Immune Pharmaceuticals Inc. (NASDAQ: IMNP) ("Immune" or the "Company") announced today that the first patient has been enrolled into the Phase 2 clinical trial evaluating the safety and efficacy of its first in class fully human monoclonal antibody, bertilimumab in Ulcerative Colitis (UC).
"We recently announced U.S. IND acceptance by the FDA for bertilimumab in bullous pemphigoid, and today, with our first patient enrollment in ulcerative colitis, this represents an important development for our lead product, bertilimumab. We intend to include leading academic medical centers globally, to support the timely completion of our two Phase 2 clinical trials," said Dr. Daniel Teper, CEO of Immune.
This double blind placebo-controlled randomized Phase 2 clinical trial is planned to enroll 42 patients, with moderate to severe UC. Eligible patients will be randomly assigned in a 2:1 ratio to one of two treatment groups, bertilimumab 10 mg/kg or matching placebo, respectively. Patients will receive three IV infusions over 30 minutes, at two-week intervals and will be evaluated for safety as well as efficacy measured by a reduction in the Mayo Clinic Ulcerative Colitis Disease Index at week 8.
Secondary end points include assessment of mucosal injury and clinical remission. Patients will be selected based on Mayo score and high levels of tissue eotaxin-1, as well as other standardized clinical criteria.
Brian Feagan, M.D., Professor of Medicine, University of Western Ontario, CEO of Robarts Research Institute stated, "We expect this trial to be an important proof of concept study in moderate to severe UC patients with elevated eotaxin-1. In addition to the Mayo Clinic Score of Disease activity, we expect the quantitative measurement of mucosal injury by centrally read endoscopy will provide an objective initial assessment of bertilimumab efficacy."
To date, in previously conducted Phase 1 single dose clinical trials, bertilimumab demonstrated initial safety and tolerability as well as dose dependent biological activity.
A Vanderbilt study, supported by a grant from the National Institute of Health (NIH), and published in PlosOne (PLoS One. 2013 Dec 18;8(12)) showed a positive correlation (p=0.006, r=0.318) between tissue eotaxin-1 levels and disease activity index in UC patients. The authors concluded that their data implicates eotaxin-1 in the etiology of UC, and that eotaxin-1 measurement may be useful to select patients for therapy with bertilimumab.
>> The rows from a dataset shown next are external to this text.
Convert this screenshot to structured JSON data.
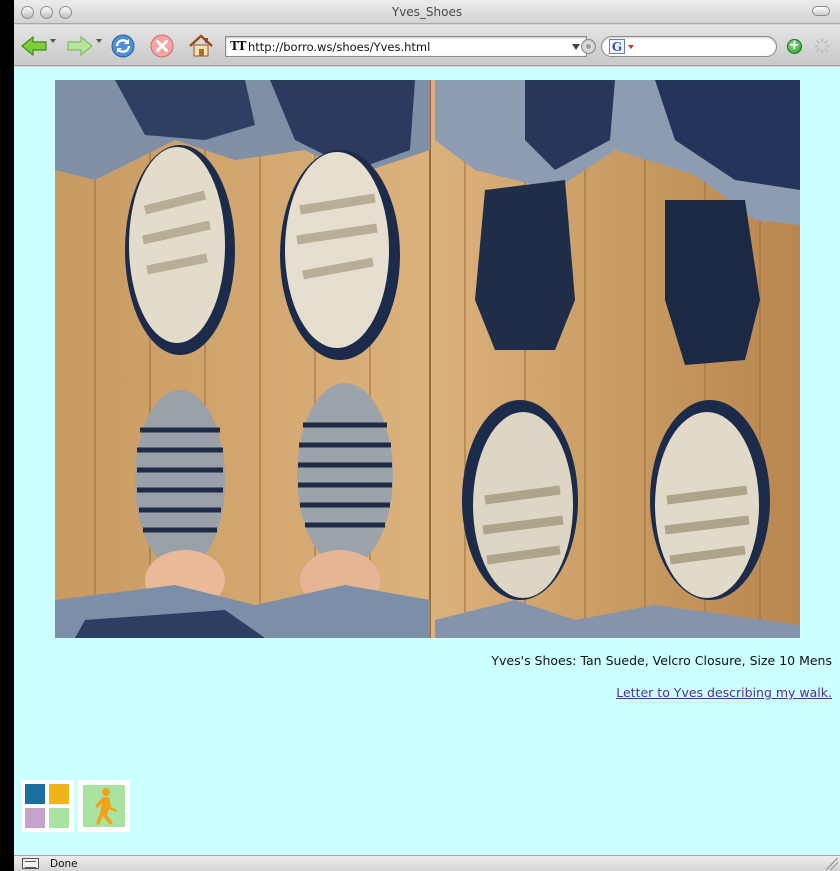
{
  "window": {
    "title": "Yves_Shoes"
  },
  "toolbar": {
    "url": "http://borro.ws/shoes/Yves.html",
    "search_engine_letter": "G"
  },
  "main": {
    "photo_alt": "Yves's shoes and socks on a wooden floor",
    "caption": "Yves's Shoes: Tan Suede, Velcro Closure, Size 10 Mens",
    "letter_link": "Letter to Yves describing my walk."
  },
  "badges": {
    "colors": [
      "#1a6f9e",
      "#f2b21a",
      "#c6a2cf",
      "#a9e3a2"
    ],
    "walker_color": "#f2a21a"
  },
  "status": {
    "text": "Done"
  },
  "icons": {
    "back": "back-arrow-icon",
    "forward": "forward-arrow-icon",
    "reload": "reload-icon",
    "stop": "stop-icon",
    "home": "home-icon",
    "spinner": "activity-spinner-icon"
  }
}
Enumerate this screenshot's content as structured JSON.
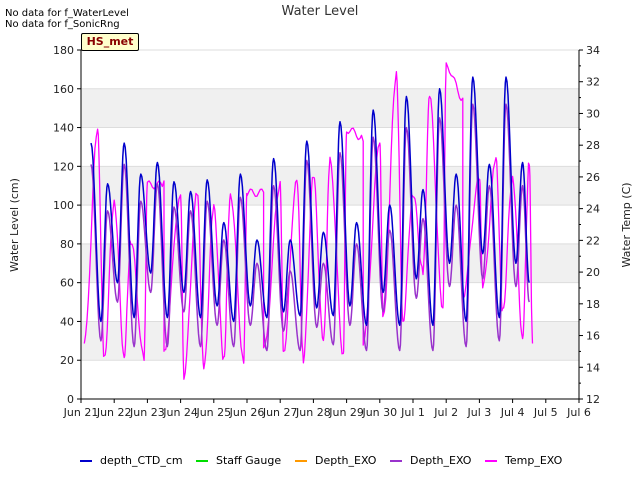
{
  "notes": [
    "No data for f_WaterLevel",
    "No data for f_SonicRng"
  ],
  "station_badge": "HS_met",
  "colors": {
    "depth_CTD_cm": "#0000cc",
    "Staff Gauge": "#00dd00",
    "Depth_EXO_orange": "#ff9900",
    "Depth_EXO": "#9933cc",
    "Temp_EXO": "#ff00ff"
  },
  "chart_data": {
    "type": "line",
    "title": "Water Level",
    "ylabel": "Water Level (cm)",
    "y2label": "Water Temp (C)",
    "ylim": [
      0,
      180
    ],
    "y2lim": [
      12,
      34
    ],
    "xlim": [
      "Jun 21",
      "Jul 6"
    ],
    "x_ticks": [
      "Jun 21",
      "Jun 22",
      "Jun 23",
      "Jun 24",
      "Jun 25",
      "Jun 26",
      "Jun 27",
      "Jun 28",
      "Jun 29",
      "Jun 30",
      "Jul 1",
      "Jul 2",
      "Jul 3",
      "Jul 4",
      "Jul 5",
      "Jul 6"
    ],
    "y_ticks": [
      0,
      20,
      40,
      60,
      80,
      100,
      120,
      140,
      160,
      180
    ],
    "y2_ticks": [
      12,
      14,
      16,
      18,
      20,
      22,
      24,
      26,
      28,
      30,
      32,
      34
    ],
    "grid": "horizontal bands",
    "legend_position": "bottom",
    "series": [
      {
        "name": "depth_CTD_cm",
        "axis": "left",
        "daily_peaks": [
          [
            21.3,
            132
          ],
          [
            21.8,
            111
          ],
          [
            22.3,
            132
          ],
          [
            22.8,
            116
          ],
          [
            23.3,
            122
          ],
          [
            23.8,
            112
          ],
          [
            24.3,
            107
          ],
          [
            24.8,
            113
          ],
          [
            25.3,
            91
          ],
          [
            25.8,
            116
          ],
          [
            26.3,
            82
          ],
          [
            26.8,
            124
          ],
          [
            27.3,
            82
          ],
          [
            27.8,
            133
          ],
          [
            28.3,
            86
          ],
          [
            28.8,
            143
          ],
          [
            29.3,
            91
          ],
          [
            29.8,
            149
          ],
          [
            30.3,
            100
          ],
          [
            30.8,
            156
          ],
          [
            31.3,
            108
          ],
          [
            31.8,
            160
          ],
          [
            32.3,
            116
          ],
          [
            32.8,
            166
          ],
          [
            33.3,
            121
          ],
          [
            33.8,
            166
          ],
          [
            34.3,
            122
          ]
        ],
        "daily_troughs": [
          [
            21.6,
            40
          ],
          [
            22.1,
            60
          ],
          [
            22.6,
            42
          ],
          [
            23.1,
            65
          ],
          [
            23.6,
            42
          ],
          [
            24.1,
            55
          ],
          [
            24.6,
            42
          ],
          [
            25.1,
            48
          ],
          [
            25.6,
            40
          ],
          [
            26.1,
            48
          ],
          [
            26.6,
            42
          ],
          [
            27.1,
            45
          ],
          [
            27.6,
            43
          ],
          [
            28.1,
            47
          ],
          [
            28.6,
            43
          ],
          [
            29.1,
            48
          ],
          [
            29.6,
            38
          ],
          [
            30.1,
            55
          ],
          [
            30.6,
            38
          ],
          [
            31.1,
            62
          ],
          [
            31.6,
            38
          ],
          [
            32.1,
            70
          ],
          [
            32.6,
            40
          ],
          [
            33.1,
            75
          ],
          [
            33.6,
            42
          ],
          [
            34.1,
            70
          ],
          [
            34.5,
            60
          ]
        ]
      },
      {
        "name": "Staff Gauge",
        "axis": "left",
        "points": []
      },
      {
        "name": "Depth_EXO",
        "axis": "left",
        "points": []
      },
      {
        "name": "Depth_EXO",
        "axis": "left",
        "daily_peaks": [
          [
            21.3,
            121
          ],
          [
            21.8,
            97
          ],
          [
            22.3,
            121
          ],
          [
            22.8,
            102
          ],
          [
            23.3,
            111
          ],
          [
            23.8,
            99
          ],
          [
            24.3,
            97
          ],
          [
            24.8,
            102
          ],
          [
            25.3,
            82
          ],
          [
            25.8,
            104
          ],
          [
            26.3,
            70
          ],
          [
            26.8,
            110
          ],
          [
            27.3,
            66
          ],
          [
            27.8,
            123
          ],
          [
            28.3,
            70
          ],
          [
            28.8,
            127
          ],
          [
            29.3,
            80
          ],
          [
            29.8,
            135
          ],
          [
            30.3,
            87
          ],
          [
            30.8,
            140
          ],
          [
            31.3,
            93
          ],
          [
            31.8,
            145
          ],
          [
            32.3,
            100
          ],
          [
            32.8,
            152
          ],
          [
            33.3,
            110
          ],
          [
            33.8,
            152
          ],
          [
            34.3,
            110
          ]
        ],
        "daily_troughs": [
          [
            21.6,
            30
          ],
          [
            22.1,
            50
          ],
          [
            22.6,
            27
          ],
          [
            23.1,
            55
          ],
          [
            23.6,
            27
          ],
          [
            24.1,
            45
          ],
          [
            24.6,
            27
          ],
          [
            25.1,
            38
          ],
          [
            25.6,
            27
          ],
          [
            26.1,
            38
          ],
          [
            26.6,
            25
          ],
          [
            27.1,
            35
          ],
          [
            27.6,
            25
          ],
          [
            28.1,
            37
          ],
          [
            28.6,
            28
          ],
          [
            29.1,
            38
          ],
          [
            29.6,
            25
          ],
          [
            30.1,
            45
          ],
          [
            30.6,
            25
          ],
          [
            31.1,
            52
          ],
          [
            31.6,
            25
          ],
          [
            32.1,
            58
          ],
          [
            32.6,
            27
          ],
          [
            33.1,
            62
          ],
          [
            33.6,
            30
          ],
          [
            34.1,
            58
          ],
          [
            34.5,
            50
          ]
        ]
      },
      {
        "name": "Temp_EXO",
        "axis": "right",
        "daily_peaks": [
          [
            21.5,
            28.8
          ],
          [
            22.0,
            24.5
          ],
          [
            22.5,
            22.0
          ],
          [
            23.0,
            25.5
          ],
          [
            23.5,
            25.5
          ],
          [
            24.0,
            25.0
          ],
          [
            24.5,
            25.0
          ],
          [
            25.0,
            24.0
          ],
          [
            25.5,
            25.0
          ],
          [
            26.0,
            25.0
          ],
          [
            26.5,
            25.0
          ],
          [
            27.0,
            25.5
          ],
          [
            27.5,
            26.0
          ],
          [
            28.0,
            26.0
          ],
          [
            28.5,
            27.0
          ],
          [
            29.0,
            29.0
          ],
          [
            29.5,
            28.5
          ],
          [
            30.0,
            28.0
          ],
          [
            30.5,
            32.5
          ],
          [
            31.0,
            25.0
          ],
          [
            31.5,
            31.0
          ],
          [
            32.0,
            33.0
          ],
          [
            32.5,
            31.0
          ],
          [
            33.0,
            26.0
          ],
          [
            33.5,
            27.0
          ],
          [
            34.0,
            26.0
          ],
          [
            34.5,
            27.0
          ]
        ],
        "daily_troughs": [
          [
            21.1,
            15.5
          ],
          [
            21.7,
            14.5
          ],
          [
            22.3,
            14.8
          ],
          [
            22.9,
            14.5
          ],
          [
            23.5,
            15.0
          ],
          [
            24.1,
            13.5
          ],
          [
            24.7,
            13.8
          ],
          [
            25.3,
            14.5
          ],
          [
            25.9,
            14.5
          ],
          [
            26.5,
            15.0
          ],
          [
            27.1,
            15.0
          ],
          [
            27.7,
            14.5
          ],
          [
            28.3,
            15.5
          ],
          [
            28.9,
            14.8
          ],
          [
            29.5,
            15.5
          ],
          [
            30.1,
            17.0
          ],
          [
            30.7,
            17.0
          ],
          [
            31.3,
            20.0
          ],
          [
            31.9,
            17.5
          ],
          [
            32.5,
            18.5
          ],
          [
            33.1,
            19.0
          ],
          [
            33.7,
            17.5
          ],
          [
            34.3,
            16.0
          ],
          [
            34.6,
            15.5
          ]
        ]
      }
    ]
  }
}
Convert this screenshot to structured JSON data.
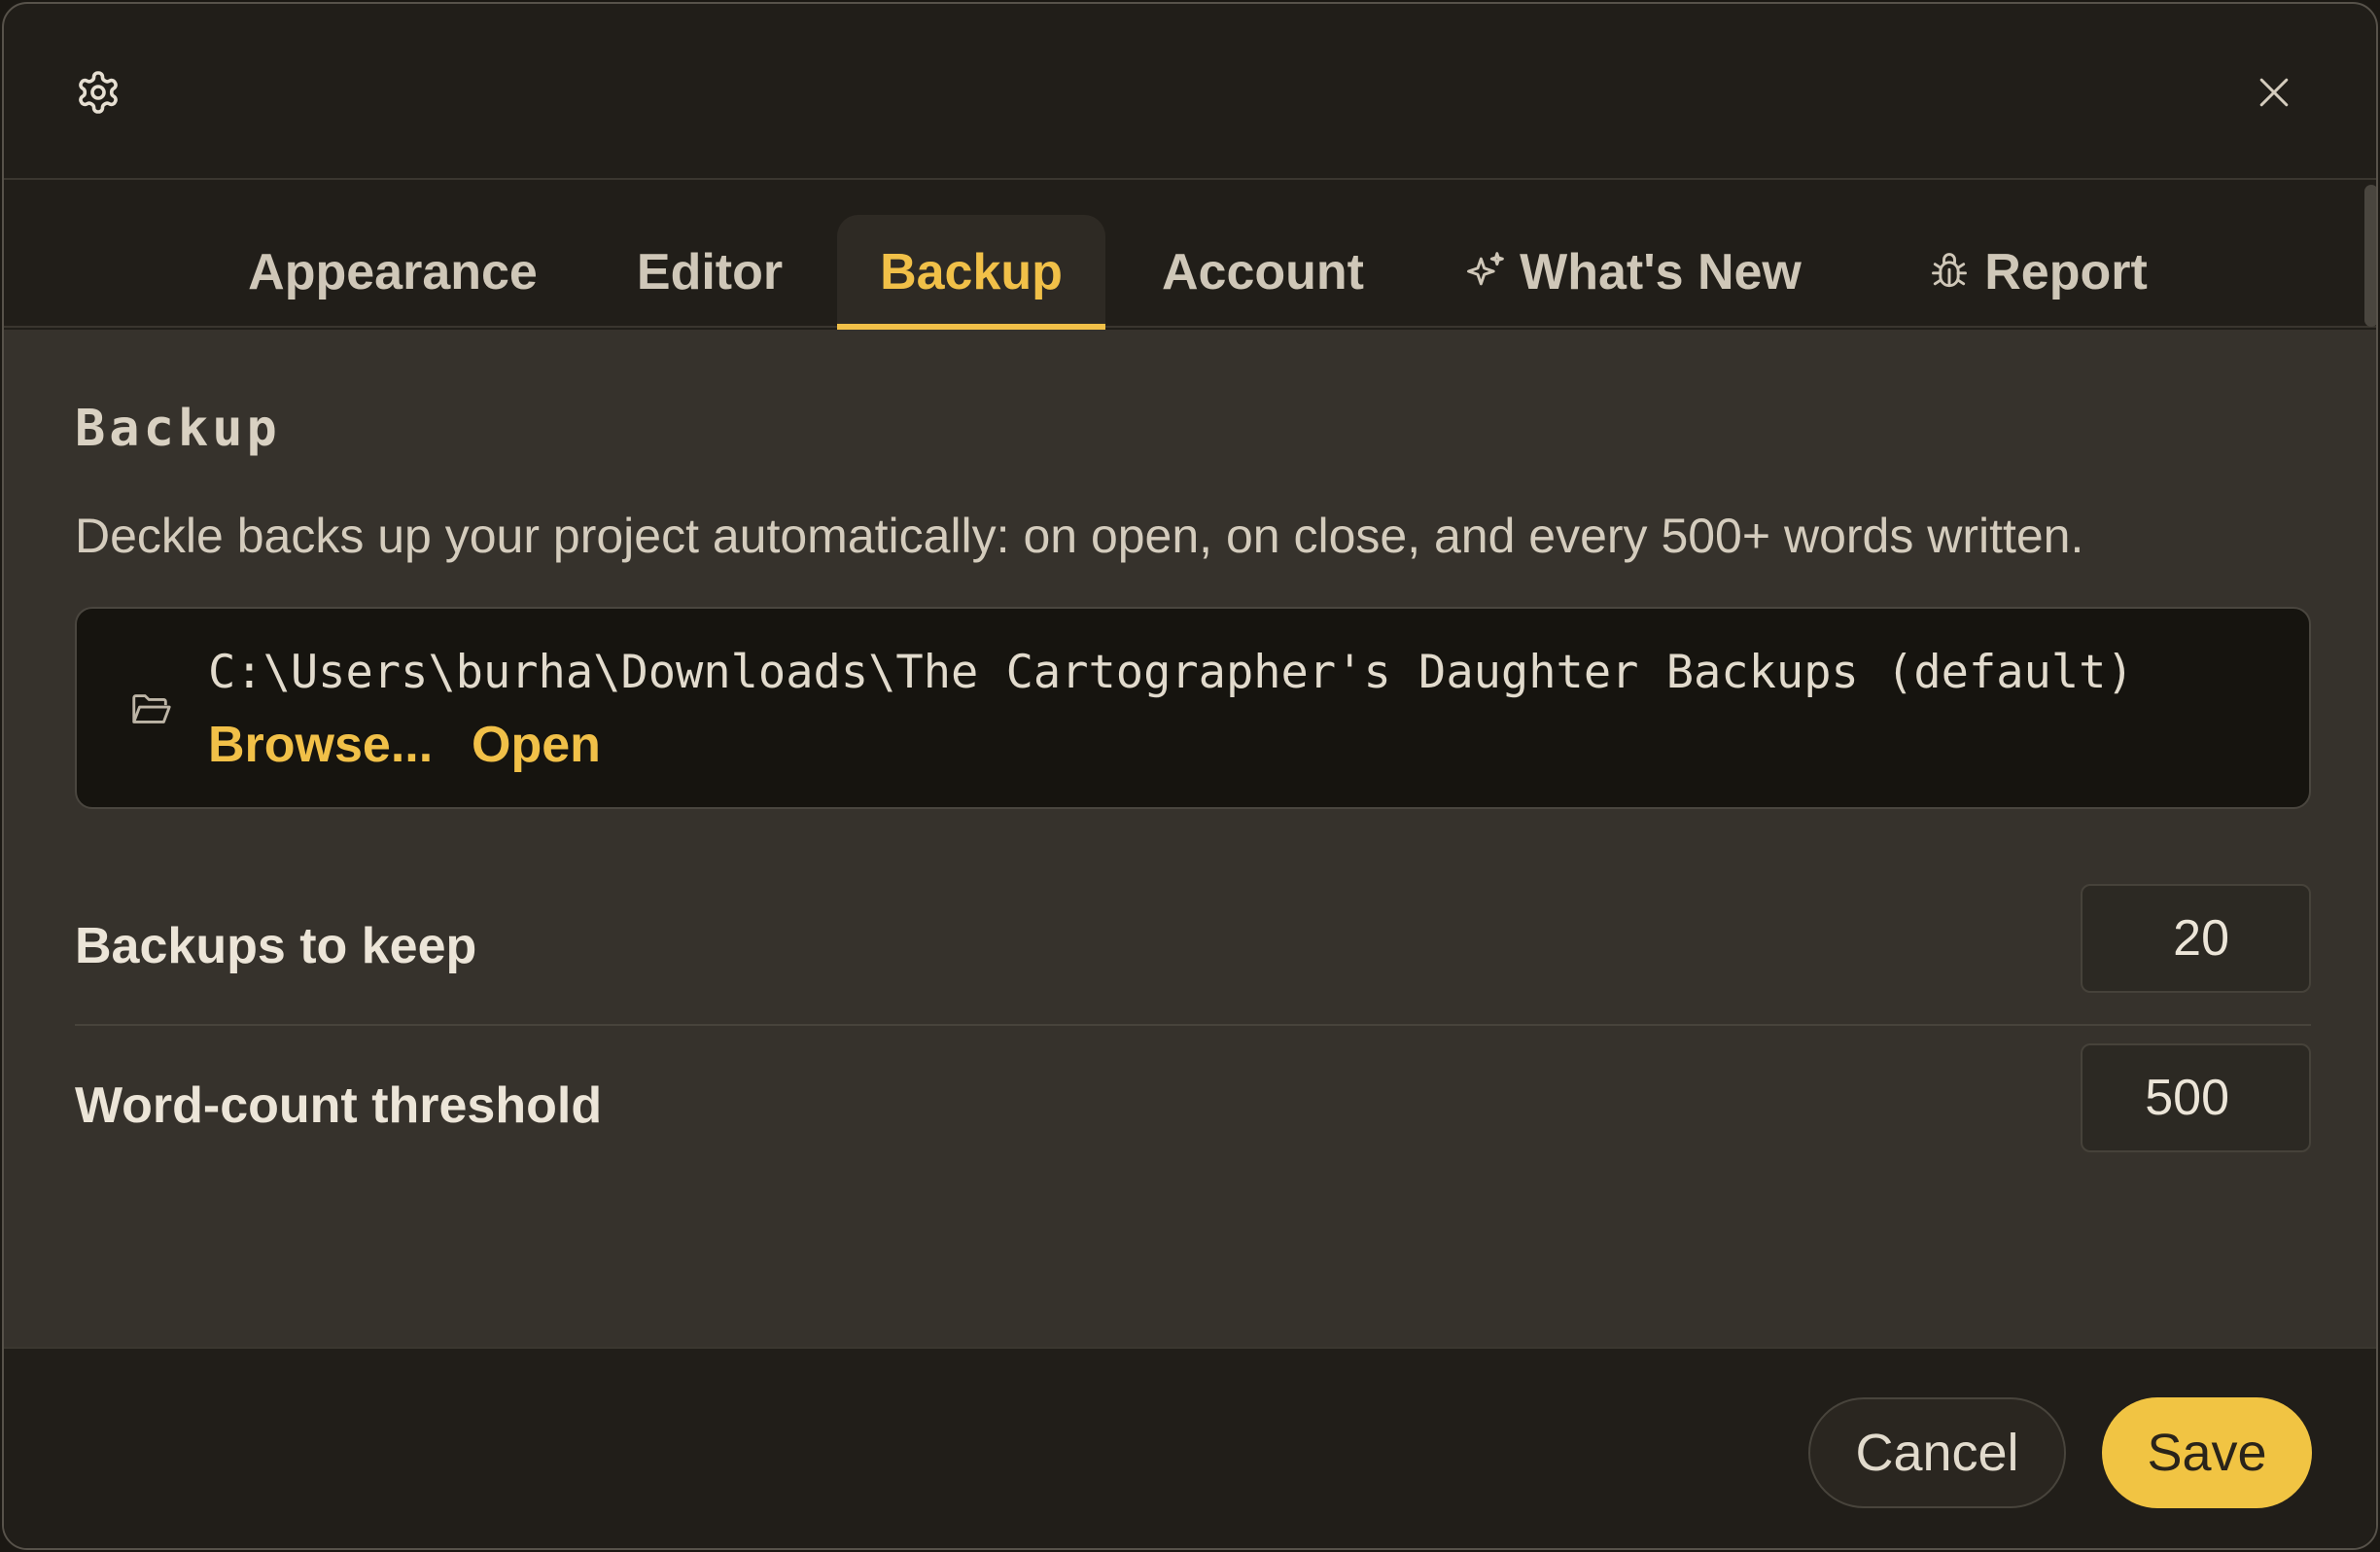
{
  "dialog": {
    "header": {
      "icon": "gear-icon",
      "close_icon": "close-icon"
    },
    "tabs": [
      {
        "label": "Appearance",
        "active": false
      },
      {
        "label": "Editor",
        "active": false
      },
      {
        "label": "Backup",
        "active": true
      },
      {
        "label": "Account",
        "active": false
      },
      {
        "label": "What's New",
        "icon": "sparkle-icon",
        "active": false
      },
      {
        "label": "Report",
        "icon": "bug-icon",
        "active": false
      }
    ],
    "backup": {
      "title": "Backup",
      "description": "Deckle backs up your project automatically: on open, on close, and every 500+ words written.",
      "location": {
        "icon": "folder-icon",
        "path": "C:\\Users\\burha\\Downloads\\The Cartographer's Daughter Backups (default)",
        "browse_label": "Browse...",
        "open_label": "Open"
      },
      "settings": [
        {
          "label": "Backups to keep",
          "value": "20"
        },
        {
          "label": "Word-count threshold",
          "value": "500"
        }
      ]
    },
    "footer": {
      "cancel_label": "Cancel",
      "save_label": "Save"
    }
  },
  "colors": {
    "accent": "#f1c048",
    "dialog_bg": "#211e19",
    "content_bg": "#36322c",
    "path_bg": "#16140f"
  }
}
Eran Goldin, M.D., Chairman, Digestive Disease Institute and Head of Gastroenterology at Shaare Zedek Medical Center in Jerusalem, Israel, commented, "It is really exciting for me as a clinical researcher in Inflammatory Bowel Disease, that for the first time, a patient from Israel with active UC has received a new treatment, bertilimumab, within the frame of a Phase 2 clinical trial. Bertilimumab is a new and, I believe, promising biological medicine, targeting eotaxin-1 and is known to have potent anti-inflammatory effects in UC and other diseases. In research that we conducted at our institute, eotaxin-1 was shown to be elevated in over 50% of patients with moderate to severe UC or Crohn's disease. Additionally, we demonstrated in animal studies that neutralizing eotaxin-1 leads to a reduction in the symptoms of ulcerative colitis."
Immune Pharmaceuticals, Inc.